How to approach an interview
What do I need to do before my interview?
Research the nature of the role, the company and the marketplace they operate in. Being in interviews where you know nothing about the company makes interviews a stressful experience. Use Google or ask other people. The interviewer will know you’ve done your research and you are more likely to be remembered. Think about common questions that could be asked, take a look at our Frequently Asked Interview Questions page to see what you may be asked.
What should I wear?
First impressions are important. That doesn’t mean you have to wear a suit, but it does mean you have to think about what would be appropriate. Be smart and look good. Make sure you have a watch and plan your route beforehand, because turning up late for an interview is rude and disrespectful. Make sure you arrive at least 10 minutes before the interview so you are relaxed and not worried about being late.
What should I take to my interview?
Invitation Letter/email: This can be shown at reception when you arrive but also you can use as a reference for the interviewer’s name or company address.
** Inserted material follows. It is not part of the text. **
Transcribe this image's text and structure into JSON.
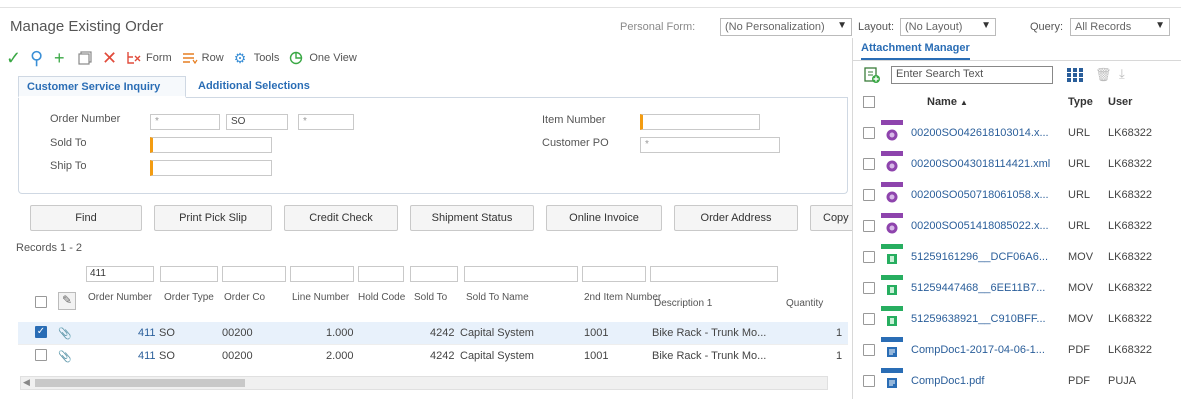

Job Description: You can read this for any last minute preparation whilst travelling or also you can use it as a reference point if you lose your train of thought.
Your CV: Take a couple of copies of your CV with you. You can use it to talk about yourself and previous experience. Your personal details will be on there, so if they ask for your mobile/email you won’t have to remember it.
Bottle of water: Most interviewers will offer you a drink on arrival but just in case they don’t, take a bottle of water with you. There is nothing worse than being half way through a sentence and your throat drying up.
Notepad: Take a notepad with you so you can jot down any information whilst it’s fresh in your mind. This can also be used to write down any questions you have for the interviewer or any key points you wanted to discuss.
Record of your achievements: Take a small file with you that has your previous achievements in. These can include awards, letters of commendation, certificates and testimonials. This will impress the employer and show why you are the best candidate for the role.
What do I do in my interview?
Relate your experience, your achievements, and your skills back to those that are asked for. Think about the job specification, what they’re asking for and how you are the perfect candidate. Remember, it’s not a race, it’s ok to say, ‘let me think about that, please’ before answering a question. It’s better to do that than stumble on your words. Don’t be afraid to smile, don’t be afraid to nod and agree with what the employer is saying. Turn your phone off! Ask questions when the employer has finished. This is where you can show off your research. Prove you know what you’re talking about; it should be about the role and the company. Don’t ask questions like, ‘How many holidays do I get?’ or, ‘Do I get a bonus?’